Action item >>
From the listing below, copy each line that contains the word "Media".

------ Exercise input

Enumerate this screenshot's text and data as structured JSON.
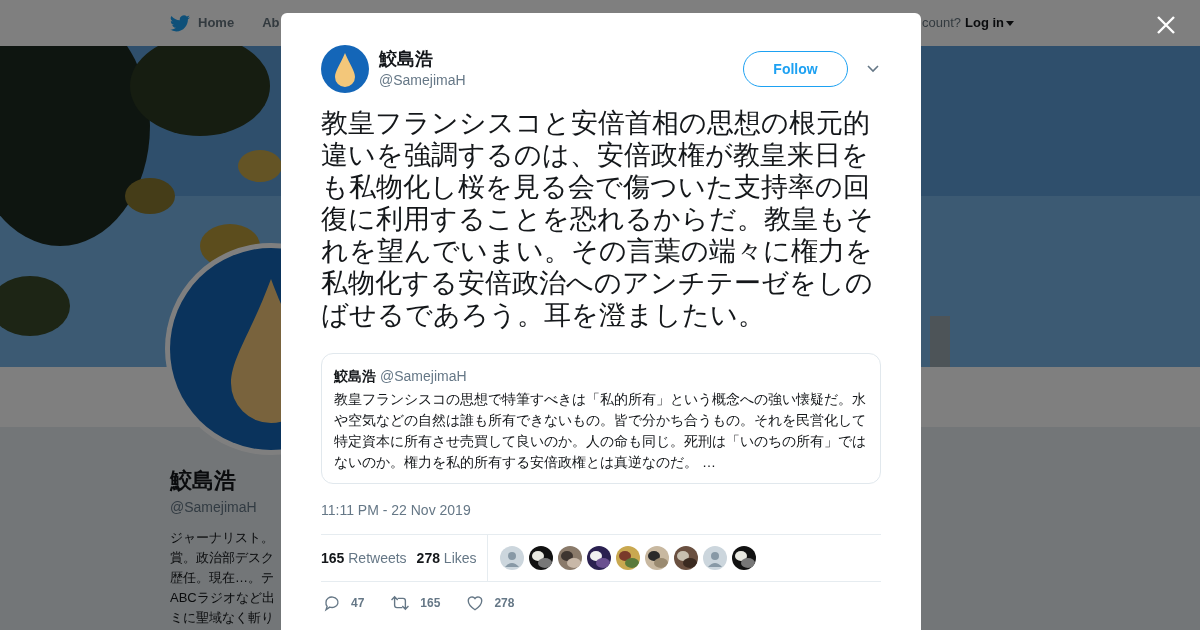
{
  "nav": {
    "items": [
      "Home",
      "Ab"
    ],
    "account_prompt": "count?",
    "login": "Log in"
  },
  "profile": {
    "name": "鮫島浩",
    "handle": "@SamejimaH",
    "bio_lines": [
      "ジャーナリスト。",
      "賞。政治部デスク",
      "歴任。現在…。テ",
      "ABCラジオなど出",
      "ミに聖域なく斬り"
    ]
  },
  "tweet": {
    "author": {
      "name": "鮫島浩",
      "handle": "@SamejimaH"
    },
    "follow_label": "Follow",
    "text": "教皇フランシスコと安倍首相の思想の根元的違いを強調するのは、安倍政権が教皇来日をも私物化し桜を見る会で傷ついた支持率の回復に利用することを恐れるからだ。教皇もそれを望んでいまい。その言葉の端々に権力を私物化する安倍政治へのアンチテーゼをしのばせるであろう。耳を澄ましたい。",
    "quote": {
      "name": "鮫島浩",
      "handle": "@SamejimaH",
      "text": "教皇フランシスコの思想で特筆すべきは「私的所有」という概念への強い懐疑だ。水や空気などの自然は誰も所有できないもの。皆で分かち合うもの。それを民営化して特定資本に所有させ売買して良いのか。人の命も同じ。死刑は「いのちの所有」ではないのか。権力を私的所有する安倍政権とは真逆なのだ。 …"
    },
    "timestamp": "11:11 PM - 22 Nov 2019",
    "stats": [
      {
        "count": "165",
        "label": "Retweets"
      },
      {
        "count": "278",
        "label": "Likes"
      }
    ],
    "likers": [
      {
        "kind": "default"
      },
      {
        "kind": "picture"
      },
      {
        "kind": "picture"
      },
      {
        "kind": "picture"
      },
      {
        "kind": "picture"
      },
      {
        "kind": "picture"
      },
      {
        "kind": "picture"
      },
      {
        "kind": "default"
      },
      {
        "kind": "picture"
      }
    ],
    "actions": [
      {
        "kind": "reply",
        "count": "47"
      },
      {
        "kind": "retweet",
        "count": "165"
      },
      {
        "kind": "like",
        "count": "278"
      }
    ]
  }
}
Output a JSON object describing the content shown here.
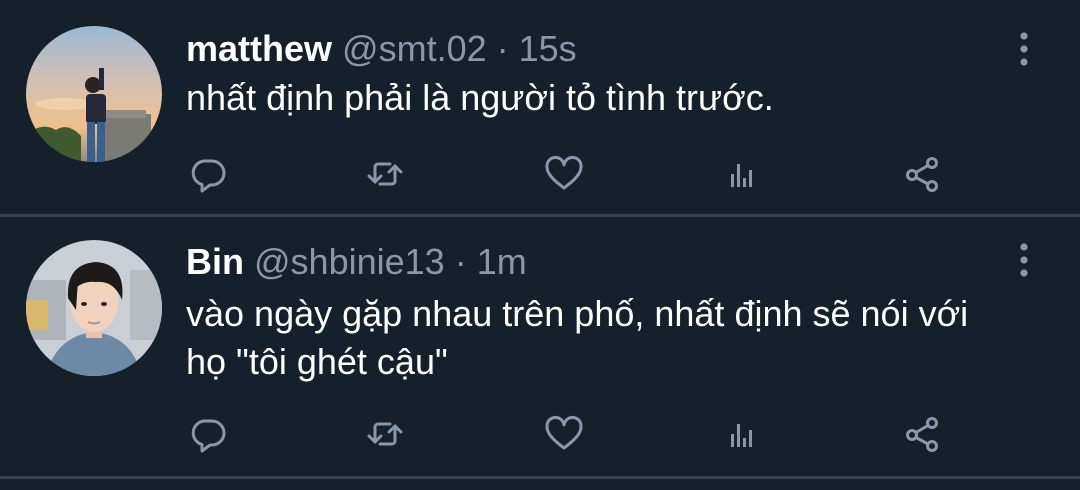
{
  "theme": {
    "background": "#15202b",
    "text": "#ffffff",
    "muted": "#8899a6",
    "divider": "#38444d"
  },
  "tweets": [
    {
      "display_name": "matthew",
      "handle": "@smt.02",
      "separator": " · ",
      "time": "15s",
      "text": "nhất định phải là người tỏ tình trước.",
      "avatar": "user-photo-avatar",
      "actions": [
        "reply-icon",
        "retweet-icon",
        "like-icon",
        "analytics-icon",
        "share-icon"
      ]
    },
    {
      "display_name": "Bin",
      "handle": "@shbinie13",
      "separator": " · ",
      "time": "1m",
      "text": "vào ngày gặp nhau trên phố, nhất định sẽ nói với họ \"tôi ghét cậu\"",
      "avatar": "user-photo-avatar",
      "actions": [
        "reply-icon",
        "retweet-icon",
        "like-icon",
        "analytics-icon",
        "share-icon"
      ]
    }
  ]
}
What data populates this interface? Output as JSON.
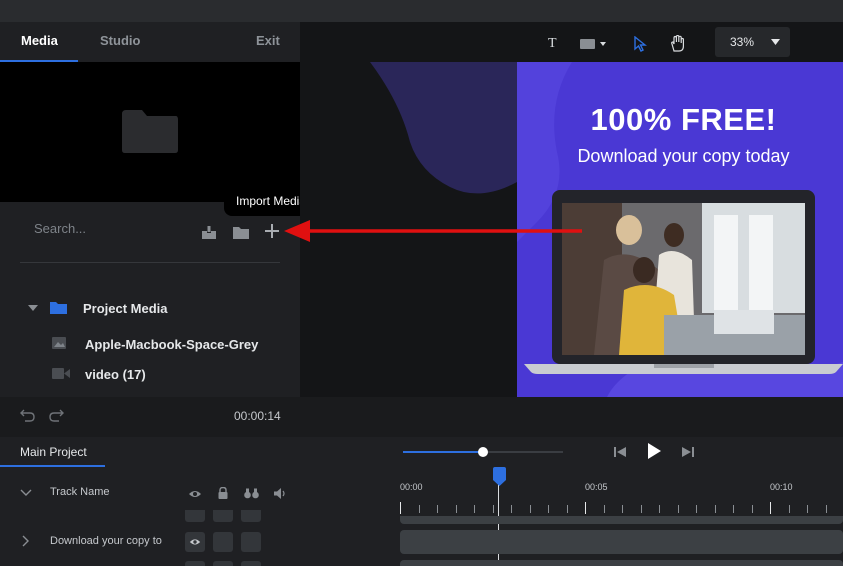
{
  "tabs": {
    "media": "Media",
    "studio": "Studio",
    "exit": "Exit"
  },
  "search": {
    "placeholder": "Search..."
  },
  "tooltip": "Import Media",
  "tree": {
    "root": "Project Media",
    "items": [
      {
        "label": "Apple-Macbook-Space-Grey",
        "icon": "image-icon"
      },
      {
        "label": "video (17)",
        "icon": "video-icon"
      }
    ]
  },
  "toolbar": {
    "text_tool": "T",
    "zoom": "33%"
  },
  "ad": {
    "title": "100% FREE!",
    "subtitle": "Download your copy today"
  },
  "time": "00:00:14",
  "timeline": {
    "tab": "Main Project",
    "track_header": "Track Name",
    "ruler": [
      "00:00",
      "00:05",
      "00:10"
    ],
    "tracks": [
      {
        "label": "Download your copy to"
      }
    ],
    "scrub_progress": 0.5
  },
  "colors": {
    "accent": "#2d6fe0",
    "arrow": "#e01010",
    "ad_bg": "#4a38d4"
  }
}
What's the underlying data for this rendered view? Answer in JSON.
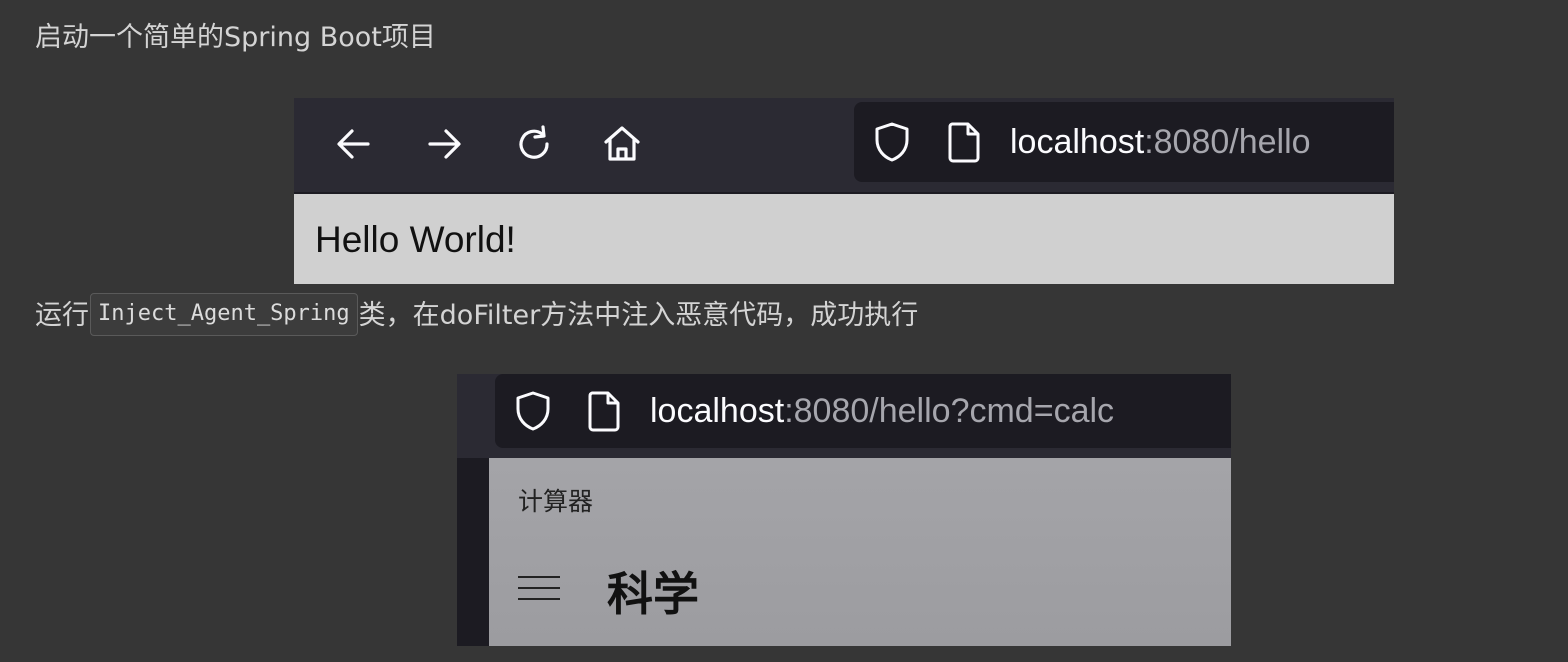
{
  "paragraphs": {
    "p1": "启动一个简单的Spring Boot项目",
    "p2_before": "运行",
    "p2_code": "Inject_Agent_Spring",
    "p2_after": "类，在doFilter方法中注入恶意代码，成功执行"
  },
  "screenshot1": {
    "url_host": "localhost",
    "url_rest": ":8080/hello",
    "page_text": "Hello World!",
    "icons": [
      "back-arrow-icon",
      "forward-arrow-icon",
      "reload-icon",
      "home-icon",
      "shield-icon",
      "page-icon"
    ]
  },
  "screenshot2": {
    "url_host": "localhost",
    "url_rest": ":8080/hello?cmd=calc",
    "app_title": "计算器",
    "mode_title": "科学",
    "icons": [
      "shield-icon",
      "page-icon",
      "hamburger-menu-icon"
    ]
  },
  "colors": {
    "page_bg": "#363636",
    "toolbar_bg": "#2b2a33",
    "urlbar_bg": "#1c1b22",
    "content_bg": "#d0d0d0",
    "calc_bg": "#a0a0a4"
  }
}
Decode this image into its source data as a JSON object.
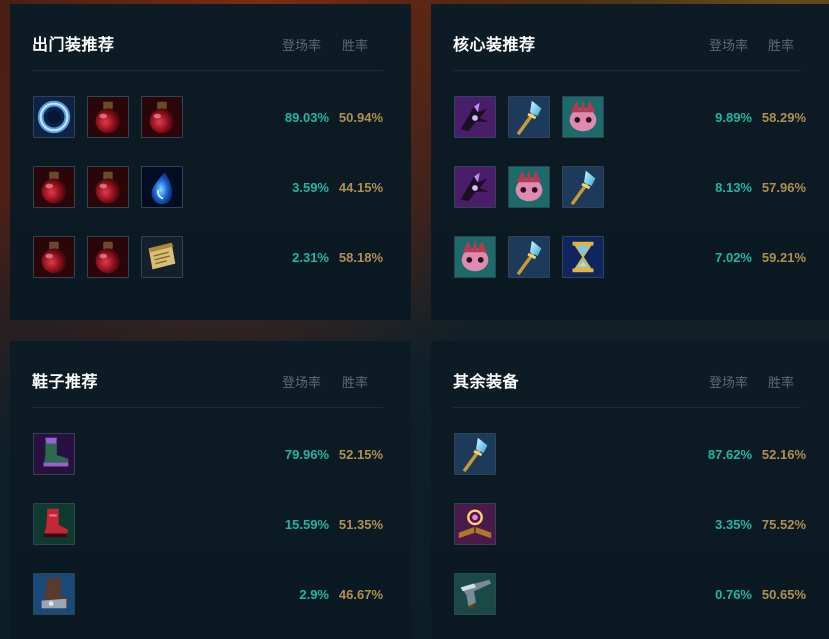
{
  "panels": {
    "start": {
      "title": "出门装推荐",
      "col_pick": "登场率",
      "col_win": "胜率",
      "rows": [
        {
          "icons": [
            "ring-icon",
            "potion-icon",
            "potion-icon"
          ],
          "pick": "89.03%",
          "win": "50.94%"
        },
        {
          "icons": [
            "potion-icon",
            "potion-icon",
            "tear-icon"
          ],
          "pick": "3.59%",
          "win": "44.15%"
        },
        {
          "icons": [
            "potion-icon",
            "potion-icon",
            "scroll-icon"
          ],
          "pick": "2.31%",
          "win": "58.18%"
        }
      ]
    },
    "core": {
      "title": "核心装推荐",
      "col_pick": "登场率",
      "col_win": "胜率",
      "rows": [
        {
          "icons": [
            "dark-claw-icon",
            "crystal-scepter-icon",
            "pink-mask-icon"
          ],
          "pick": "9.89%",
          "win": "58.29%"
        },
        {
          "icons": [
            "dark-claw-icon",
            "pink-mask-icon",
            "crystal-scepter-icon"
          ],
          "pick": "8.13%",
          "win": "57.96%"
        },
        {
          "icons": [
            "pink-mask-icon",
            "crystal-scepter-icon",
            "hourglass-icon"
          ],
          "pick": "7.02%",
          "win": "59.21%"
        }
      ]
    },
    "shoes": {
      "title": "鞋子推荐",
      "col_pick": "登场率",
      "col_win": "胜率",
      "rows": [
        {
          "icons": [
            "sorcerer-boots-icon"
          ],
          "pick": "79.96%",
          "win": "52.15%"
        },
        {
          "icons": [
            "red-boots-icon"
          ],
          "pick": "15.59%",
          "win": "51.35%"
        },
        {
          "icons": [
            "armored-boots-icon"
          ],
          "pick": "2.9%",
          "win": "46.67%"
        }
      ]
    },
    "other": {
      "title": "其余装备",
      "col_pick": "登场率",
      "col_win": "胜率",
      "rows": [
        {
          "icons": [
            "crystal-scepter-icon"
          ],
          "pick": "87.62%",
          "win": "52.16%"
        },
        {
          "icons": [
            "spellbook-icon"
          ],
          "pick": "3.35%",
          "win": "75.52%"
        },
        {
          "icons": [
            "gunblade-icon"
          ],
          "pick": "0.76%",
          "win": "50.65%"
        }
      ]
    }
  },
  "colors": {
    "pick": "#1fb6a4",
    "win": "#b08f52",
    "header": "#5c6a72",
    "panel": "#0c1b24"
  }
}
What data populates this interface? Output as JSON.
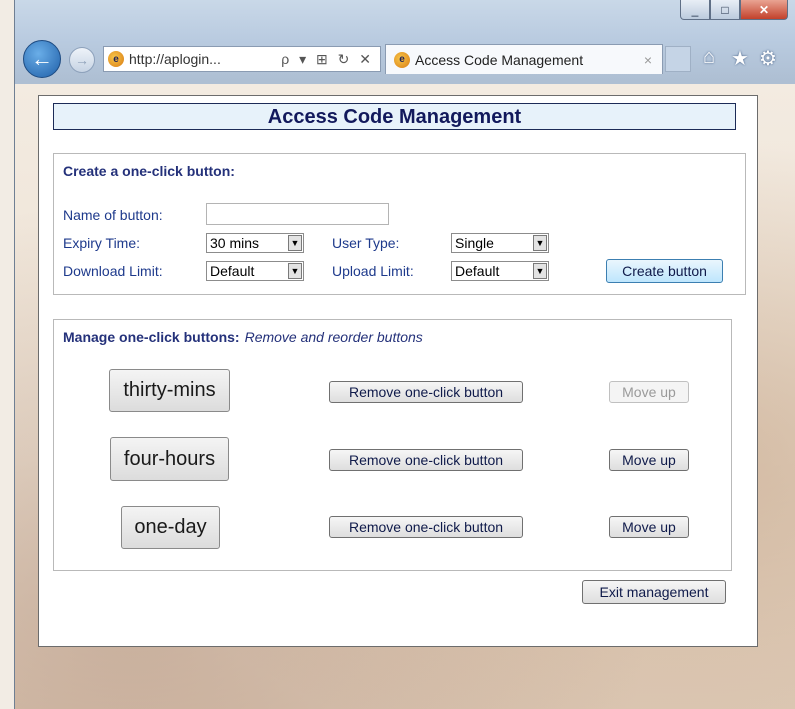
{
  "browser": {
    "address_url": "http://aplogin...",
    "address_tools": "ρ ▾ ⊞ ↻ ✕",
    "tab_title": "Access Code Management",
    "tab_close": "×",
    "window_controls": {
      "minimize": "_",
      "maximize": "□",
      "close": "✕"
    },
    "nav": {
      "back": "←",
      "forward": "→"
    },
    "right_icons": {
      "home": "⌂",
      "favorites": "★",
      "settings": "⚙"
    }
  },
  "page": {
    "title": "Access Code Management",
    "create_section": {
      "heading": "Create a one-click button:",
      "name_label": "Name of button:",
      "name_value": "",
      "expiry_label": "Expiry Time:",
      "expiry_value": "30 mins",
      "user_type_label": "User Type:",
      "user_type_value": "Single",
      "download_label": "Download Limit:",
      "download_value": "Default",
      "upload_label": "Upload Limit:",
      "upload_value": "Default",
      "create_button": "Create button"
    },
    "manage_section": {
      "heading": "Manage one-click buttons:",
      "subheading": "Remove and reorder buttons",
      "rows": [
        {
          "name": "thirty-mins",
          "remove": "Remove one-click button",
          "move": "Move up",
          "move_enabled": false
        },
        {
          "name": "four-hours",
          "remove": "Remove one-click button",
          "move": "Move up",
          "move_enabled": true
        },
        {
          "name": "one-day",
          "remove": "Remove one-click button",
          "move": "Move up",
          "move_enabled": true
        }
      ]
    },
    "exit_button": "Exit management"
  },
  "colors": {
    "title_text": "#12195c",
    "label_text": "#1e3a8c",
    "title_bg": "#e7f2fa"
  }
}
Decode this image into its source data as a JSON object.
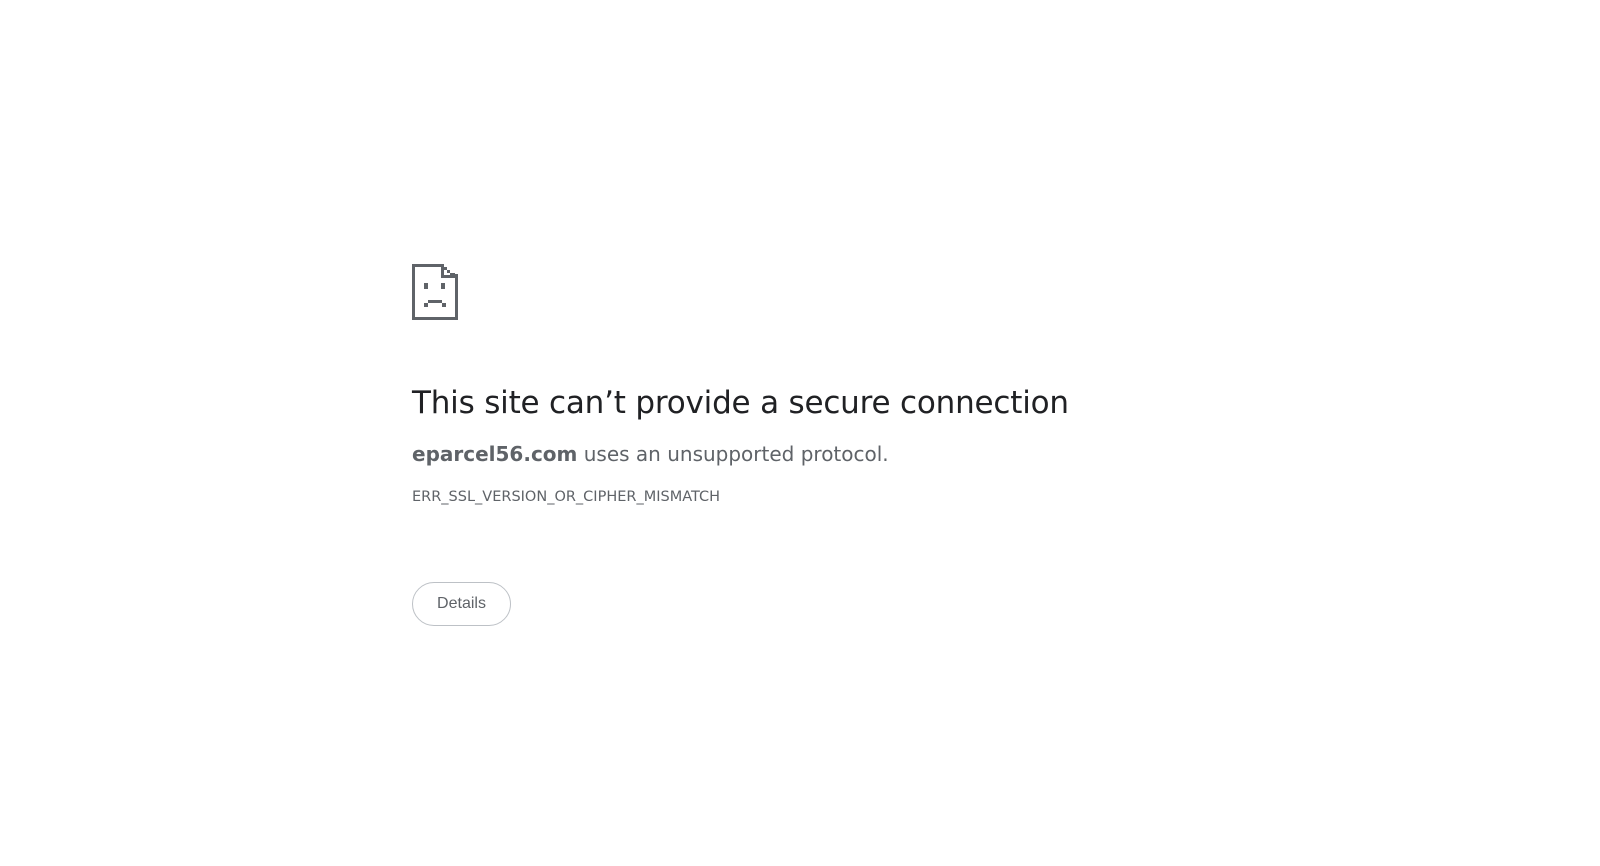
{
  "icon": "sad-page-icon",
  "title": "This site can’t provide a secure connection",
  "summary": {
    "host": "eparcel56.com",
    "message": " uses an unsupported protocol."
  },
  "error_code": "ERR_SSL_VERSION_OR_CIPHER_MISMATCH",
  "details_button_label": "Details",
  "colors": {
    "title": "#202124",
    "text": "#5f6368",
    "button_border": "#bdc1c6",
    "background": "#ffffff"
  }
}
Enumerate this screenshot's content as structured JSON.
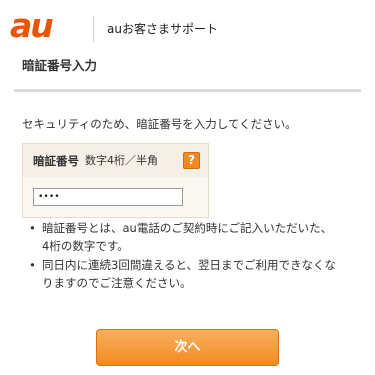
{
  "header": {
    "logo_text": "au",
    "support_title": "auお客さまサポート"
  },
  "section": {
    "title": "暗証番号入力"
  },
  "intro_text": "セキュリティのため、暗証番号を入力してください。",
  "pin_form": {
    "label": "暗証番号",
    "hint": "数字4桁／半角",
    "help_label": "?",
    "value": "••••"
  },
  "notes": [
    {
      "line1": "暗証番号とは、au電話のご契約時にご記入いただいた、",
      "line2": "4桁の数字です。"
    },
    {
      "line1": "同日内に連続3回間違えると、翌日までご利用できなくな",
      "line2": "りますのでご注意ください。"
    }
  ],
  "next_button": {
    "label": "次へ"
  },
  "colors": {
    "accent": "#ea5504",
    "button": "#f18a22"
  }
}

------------

Exercise result >>
    "media": "Media",
  "tooltip": "Import Media",
    "root": "Project Media",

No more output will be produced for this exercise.